Congratulations to all of the award recipients last night at the first Annual Recognition Dinner for the Golden Gate Area Council.
The NESA Committee was extremely excited to have the opportunity to contribute to the awardees. The National Eagle Scout Association, NESA, annually tasks each council committee with recognizing members of their communities with the NESA Outstanding Eagle Scout Award (NOESA) and the Adams Eagle Scout Service Project of the Year Award.
NESA Outstanding Eagle Scout Award (NOESA)
The NESA Outstanding Eagle Scout Award (NOESA) was established during the BSA’s 100th Anniversary in 2010. The award was created to recognize notable Eagle Scouts who had either performed distinguished service at the local, state, or regional level or who were known nationally, but had not yet met the 25-year tenure as an Eagle for the Distinguished Eagle Scout Award. Often, worthy candidates for the NOESA have inspired others through their actions and have devoted a lifetime to their profession, avocation, community, and beliefs, at great sacrifice to themselves and their families.
This years honorees were:
- Benjamin Daly – 2008, Troop 911, Pleasanton, Calif.
- Larry Teshara – 1959, Troop 340, San Francisco Council
- Steven L Rodriggs – 1980, Troop 186, Newark, Calif.
- Steven R. Polcyn -1955, Troop 642, Chicago, Ill.
- Jack Thompson – 1967, Troop 234, Mt Kisco, N.Y.
- Frank Yoke – 1973, Troop 4, Parkersburg, W. Va.
Eagle Scout / Eagle Class / Unit / Location
Adams Eagle Scout Service Project of the Year Award
The National Eagle Scout Association established the Glenn A. and Melinda W. Adams national Eagle Scout service project of the year award (ESSPY) to recognize valuable service of an exceptional nature by an Eagle Scout candidate to a religious institution, a school, community or other entity through completion of an Eagle Scout project.
The 2020 recipient of the ESSPY was Adithya Palle from Troop 110 in the Mission Peak district.

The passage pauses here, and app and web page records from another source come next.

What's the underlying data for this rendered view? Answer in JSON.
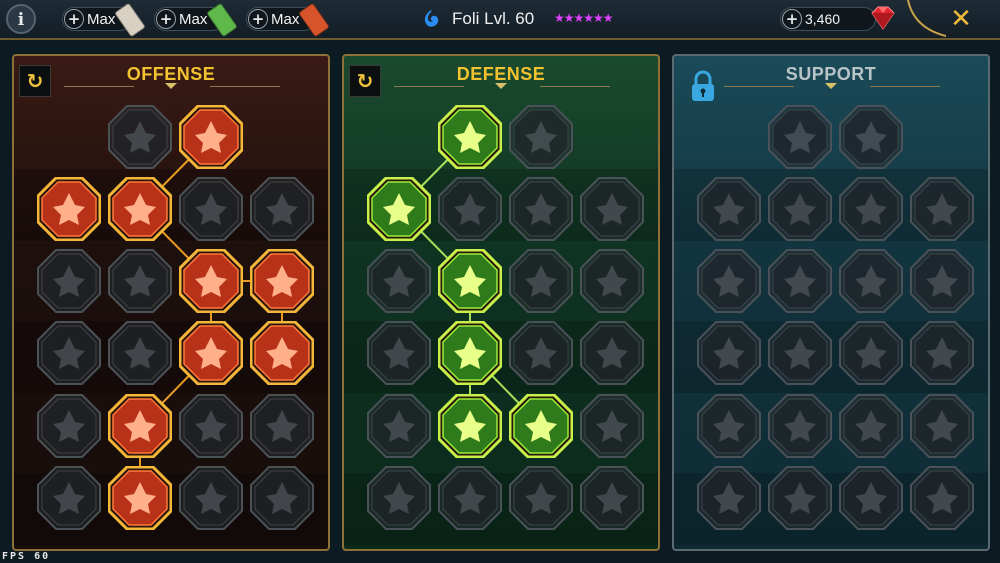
{
  "topbar": {
    "info_label": "i",
    "resources": [
      {
        "label": "Max",
        "plus": "+",
        "item_color": "#d8d0c0",
        "item_name": "scroll-icon"
      },
      {
        "label": "Max",
        "plus": "+",
        "item_color": "#5fb84a",
        "item_name": "scroll-icon"
      },
      {
        "label": "Max",
        "plus": "+",
        "item_color": "#d8542a",
        "item_name": "scroll-icon"
      }
    ],
    "hero_name": "Foli Lvl. 60",
    "stars": "★★★★★★",
    "gems_plus": "+",
    "gems_value": "3,460",
    "close_label": "✕"
  },
  "panels": {
    "offense": {
      "title": "OFFENSE",
      "reset_label": "↻"
    },
    "defense": {
      "title": "DEFENSE",
      "reset_label": "↻"
    },
    "support": {
      "title": "SUPPORT"
    }
  },
  "colors": {
    "offense_active": "#ff6a28",
    "offense_border": "#f5b73a",
    "defense_active": "#9ae22c",
    "defense_border": "#c8f04a",
    "inactive": "#3a3f44",
    "gold": "#f2c230"
  },
  "nodes": {
    "offense": [
      {
        "row": 0,
        "col": 1,
        "icon": "crossed-swords-icon",
        "active": false
      },
      {
        "row": 0,
        "col": 2,
        "icon": "blade-strike-icon",
        "active": true
      },
      {
        "row": 1,
        "col": 0,
        "icon": "horned-demon-icon",
        "active": true
      },
      {
        "row": 1,
        "col": 1,
        "icon": "sword-flurry-icon",
        "active": true
      },
      {
        "row": 1,
        "col": 2,
        "icon": "shield-arrow-icon",
        "active": false
      },
      {
        "row": 1,
        "col": 3,
        "icon": "heart-shield-icon",
        "active": false
      },
      {
        "row": 2,
        "col": 0,
        "icon": "warrior-icon",
        "active": false
      },
      {
        "row": 2,
        "col": 1,
        "icon": "fangs-icon",
        "active": false
      },
      {
        "row": 2,
        "col": 2,
        "icon": "skull-slash-icon",
        "active": true
      },
      {
        "row": 2,
        "col": 3,
        "icon": "fist-sickle-icon",
        "active": true
      },
      {
        "row": 3,
        "col": 0,
        "icon": "sword-heart-icon",
        "active": false
      },
      {
        "row": 3,
        "col": 1,
        "icon": "fist-icon",
        "active": false
      },
      {
        "row": 3,
        "col": 2,
        "icon": "axe-icon",
        "active": true
      },
      {
        "row": 3,
        "col": 3,
        "icon": "chain-lightning-icon",
        "active": true
      },
      {
        "row": 4,
        "col": 0,
        "icon": "claw-icon",
        "active": false
      },
      {
        "row": 4,
        "col": 1,
        "icon": "triple-skull-icon",
        "active": true
      },
      {
        "row": 4,
        "col": 2,
        "icon": "blade-ring-icon",
        "active": false
      },
      {
        "row": 4,
        "col": 3,
        "icon": "berserker-icon",
        "active": false
      },
      {
        "row": 5,
        "col": 0,
        "icon": "sword-sparkle-icon",
        "active": false
      },
      {
        "row": 5,
        "col": 1,
        "icon": "flaming-helm-icon",
        "active": true
      },
      {
        "row": 5,
        "col": 2,
        "icon": "demon-wings-icon",
        "active": false
      },
      {
        "row": 5,
        "col": 3,
        "icon": "skull-crown-icon",
        "active": false
      }
    ],
    "defense": [
      {
        "row": 0,
        "col": 1,
        "icon": "armor-plates-icon",
        "active": true
      },
      {
        "row": 0,
        "col": 2,
        "icon": "raised-fist-icon",
        "active": false
      },
      {
        "row": 1,
        "col": 0,
        "icon": "chevron-shield-icon",
        "active": true
      },
      {
        "row": 1,
        "col": 1,
        "icon": "heart-hand-icon",
        "active": false
      },
      {
        "row": 1,
        "col": 2,
        "icon": "armored-knight-icon",
        "active": false
      },
      {
        "row": 1,
        "col": 3,
        "icon": "sword-parry-icon",
        "active": false
      },
      {
        "row": 2,
        "col": 0,
        "icon": "guardian-icon",
        "active": false
      },
      {
        "row": 2,
        "col": 1,
        "icon": "knight-shield-icon",
        "active": true
      },
      {
        "row": 2,
        "col": 2,
        "icon": "heart-icon",
        "active": false
      },
      {
        "row": 2,
        "col": 3,
        "icon": "hooded-skull-icon",
        "active": false
      },
      {
        "row": 3,
        "col": 0,
        "icon": "crowd-icon",
        "active": false
      },
      {
        "row": 3,
        "col": 1,
        "icon": "hourglass-icon",
        "active": true
      },
      {
        "row": 3,
        "col": 2,
        "icon": "open-palm-icon",
        "active": false
      },
      {
        "row": 3,
        "col": 3,
        "icon": "bull-icon",
        "active": false
      },
      {
        "row": 4,
        "col": 0,
        "icon": "dash-runner-icon",
        "active": false
      },
      {
        "row": 4,
        "col": 1,
        "icon": "spiked-drops-icon",
        "active": true
      },
      {
        "row": 4,
        "col": 2,
        "icon": "sun-skull-icon",
        "active": true
      },
      {
        "row": 4,
        "col": 3,
        "icon": "spear-icon",
        "active": false
      },
      {
        "row": 5,
        "col": 0,
        "icon": "phoenix-icon",
        "active": false
      },
      {
        "row": 5,
        "col": 1,
        "icon": "tower-shield-icon",
        "active": false
      },
      {
        "row": 5,
        "col": 2,
        "icon": "bearded-face-icon",
        "active": false
      },
      {
        "row": 5,
        "col": 3,
        "icon": "strongman-icon",
        "active": false
      }
    ],
    "support": [
      {
        "row": 0,
        "col": 1,
        "icon": "heart-plus-icon",
        "active": false
      },
      {
        "row": 0,
        "col": 2,
        "icon": "swirl-eye-icon",
        "active": false
      },
      {
        "row": 1,
        "col": 0,
        "icon": "praying-hands-icon",
        "active": false
      },
      {
        "row": 1,
        "col": 1,
        "icon": "shield-wave-icon",
        "active": false
      },
      {
        "row": 1,
        "col": 2,
        "icon": "skull-burst-icon",
        "active": false
      },
      {
        "row": 1,
        "col": 3,
        "icon": "speed-arrows-icon",
        "active": false
      },
      {
        "row": 2,
        "col": 0,
        "icon": "healer-icon",
        "active": false
      },
      {
        "row": 2,
        "col": 1,
        "icon": "lightning-icon",
        "active": false
      },
      {
        "row": 2,
        "col": 2,
        "icon": "river-icon",
        "active": false
      },
      {
        "row": 2,
        "col": 3,
        "icon": "person-icon",
        "active": false
      },
      {
        "row": 3,
        "col": 0,
        "icon": "chained-heart-icon",
        "active": false
      },
      {
        "row": 3,
        "col": 1,
        "icon": "comet-icon",
        "active": false
      },
      {
        "row": 3,
        "col": 2,
        "icon": "spellbook-icon",
        "active": false
      },
      {
        "row": 3,
        "col": 3,
        "icon": "angry-eyes-icon",
        "active": false
      },
      {
        "row": 4,
        "col": 0,
        "icon": "compass-star-icon",
        "active": false
      },
      {
        "row": 4,
        "col": 1,
        "icon": "boot-icon",
        "active": false
      },
      {
        "row": 4,
        "col": 2,
        "icon": "eye-icon",
        "active": false
      },
      {
        "row": 4,
        "col": 3,
        "icon": "dancer-icon",
        "active": false
      },
      {
        "row": 5,
        "col": 0,
        "icon": "potion-icon",
        "active": false
      },
      {
        "row": 5,
        "col": 1,
        "icon": "skull-icon",
        "active": false
      },
      {
        "row": 5,
        "col": 2,
        "icon": "fist-strike-icon",
        "active": false
      },
      {
        "row": 5,
        "col": 3,
        "icon": "eagle-icon",
        "active": false
      }
    ]
  },
  "links": {
    "offense": [
      [
        0,
        2,
        1,
        1
      ],
      [
        1,
        1,
        2,
        2
      ],
      [
        2,
        2,
        2,
        3
      ],
      [
        2,
        2,
        3,
        2
      ],
      [
        2,
        3,
        3,
        3
      ],
      [
        3,
        2,
        4,
        1
      ],
      [
        4,
        1,
        5,
        1
      ]
    ],
    "defense": [
      [
        0,
        1,
        1,
        0
      ],
      [
        1,
        0,
        2,
        1
      ],
      [
        2,
        1,
        3,
        1
      ],
      [
        3,
        1,
        4,
        1
      ],
      [
        3,
        1,
        4,
        2
      ]
    ]
  },
  "fps": "FPS   60"
}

This project is a primitive Native-American strut at Tule Ponds at Tyson Lagoon (a site developed to educate students in the health of the watershed of the San Francisco Bay). The project involves cutting willow wood from the frame, setting it in the ground, securing the frame and attaching four layers of tule thatching.
The Tule house will be a popular attraction that teaches visitors about Native American life. Tule Ponds had on that blew down. Project research resulted in a strong tule house that children and visitors can enjoy for year to come. The house captures a relic of the past and is an attraction displayed so children who visit on school field trips and adults can learn about the Native American lifestyle.Adithya’s Project Summary